I'm currently cruising at 35,000 feet on a Virgin America flight from San Francisco to Seattle. I'm surfing on my iPad whilst being served a Rum and Coke by a very nice flight attendant.

Being upgraded to first class didn't hurt either.

Seriously, Virgin America is the best airline I have ever flown. Friendly; a little bit irreverent; spotlessly clean. Recommended.

Did I mention the WiFi?

The Very Essence Of Fatherhood

As usual, Dadcentric sums it up.

I have slammed doors and stood behind them as you cried yourself to sleep.

I have slept in your bed, curled around you like a blanket and felt my legs grow slowly numb.

I heal your wounds and you fix me when I am broken. We meet in the middle and find much happiness there.

Seriously, Dadcentric has some of the best writing out there.

Magnetic Scrolls: A Interview with Michael Bywater

Here's a little gem I just found on the interwebs: an interview with Michael Bywater. Michael is an astounding wordsmith; writer of my favourite columns in Punch and allegedly slept with my boss. Not my current boss, mind you.

Some gems:

My main memories are of course of Anita. And her bull terrier, Murdoch. And of the chaotic offices in the ancient and haunted part of London called The Borough, a warren of streets and alleys on the south side of London Bridge…


Even things like Myst - which, hell, was just a droopy post-hippie HyperCard stack with a rather good music loop -- were way below the level of Magnetic Scrolls or Infocom in narrative terms. So the era came to an end.

My time at Magnetic Scrolls was a wonderful time of my life and I enjoyed every moment of it. Hopefully this article will give you some sense of what it was like for the non-engineering folks who passed our way.

Read it over here.

Bringing Nothing To The Party

Paul Carr's wonderful tell-all book Bringing Nothing To The Party is now available as a free ebook.

You can read about the process about bringing it out as a free ebook at techcrunch, download it directly here, or read it online via Google Docs…

It's a great story about startup culture in the UK and the jounalist's involvement in it.

Taken directly from the Amazon editorial review:

Bringing Nothing To The Party, is the bizarre, hilarious and nauseatingly true story of a unique group of hard-partying high-achieving young entrepreneurs and one man's attempts to join them, whatever the cost.

As a journalist covering the first dot.com boom, Paul Carr spent his life meeting the world's most successful young Internet entrepreneurs.
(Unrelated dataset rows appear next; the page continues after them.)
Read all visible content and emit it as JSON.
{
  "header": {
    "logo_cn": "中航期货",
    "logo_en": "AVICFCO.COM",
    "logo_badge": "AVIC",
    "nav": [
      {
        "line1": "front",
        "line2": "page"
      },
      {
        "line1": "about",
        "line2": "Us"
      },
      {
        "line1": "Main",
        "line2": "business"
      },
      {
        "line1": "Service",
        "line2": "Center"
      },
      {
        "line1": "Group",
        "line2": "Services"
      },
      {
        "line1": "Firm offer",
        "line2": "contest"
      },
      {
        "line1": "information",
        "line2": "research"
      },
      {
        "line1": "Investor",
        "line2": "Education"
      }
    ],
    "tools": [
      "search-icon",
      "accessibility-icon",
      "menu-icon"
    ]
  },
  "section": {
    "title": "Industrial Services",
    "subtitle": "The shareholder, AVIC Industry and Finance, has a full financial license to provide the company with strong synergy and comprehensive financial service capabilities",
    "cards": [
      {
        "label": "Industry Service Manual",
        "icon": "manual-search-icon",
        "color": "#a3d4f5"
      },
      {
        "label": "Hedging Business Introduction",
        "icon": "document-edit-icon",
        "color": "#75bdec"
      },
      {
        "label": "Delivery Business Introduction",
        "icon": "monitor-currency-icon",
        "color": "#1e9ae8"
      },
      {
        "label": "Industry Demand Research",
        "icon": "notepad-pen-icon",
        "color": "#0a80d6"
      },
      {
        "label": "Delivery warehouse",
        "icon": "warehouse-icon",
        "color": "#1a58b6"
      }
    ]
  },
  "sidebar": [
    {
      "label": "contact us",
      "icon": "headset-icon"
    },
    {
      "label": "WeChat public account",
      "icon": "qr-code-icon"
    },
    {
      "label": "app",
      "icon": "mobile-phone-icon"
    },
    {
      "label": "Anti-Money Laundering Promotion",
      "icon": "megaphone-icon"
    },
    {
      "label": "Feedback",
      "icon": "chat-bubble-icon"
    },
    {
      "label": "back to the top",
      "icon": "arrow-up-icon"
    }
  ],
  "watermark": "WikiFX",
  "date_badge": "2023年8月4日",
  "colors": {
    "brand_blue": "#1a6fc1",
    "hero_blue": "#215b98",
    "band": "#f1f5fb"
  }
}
And in doing so he came to count many of them amongst his closest friends.

These friendships meant he was not only able to attend their press conferences and speak at their events, but also get invited to their ultra-exclusive networking events in London and New York, get drunk at their New Year parties in their luxury penthouse apartments and tag along when they threw impromptu parties at strip clubs after raising tens of millions of pounds in funding.

In 'Bringing Nothing to the Party', Paul uses his unparalleled (and totally uncensored) access to tell the real story of a unique group of hard-partying, high-achieving young entrepreneurs - and his attempts to join them, whatever the cost.


© 2001 to present, Steve Lacey.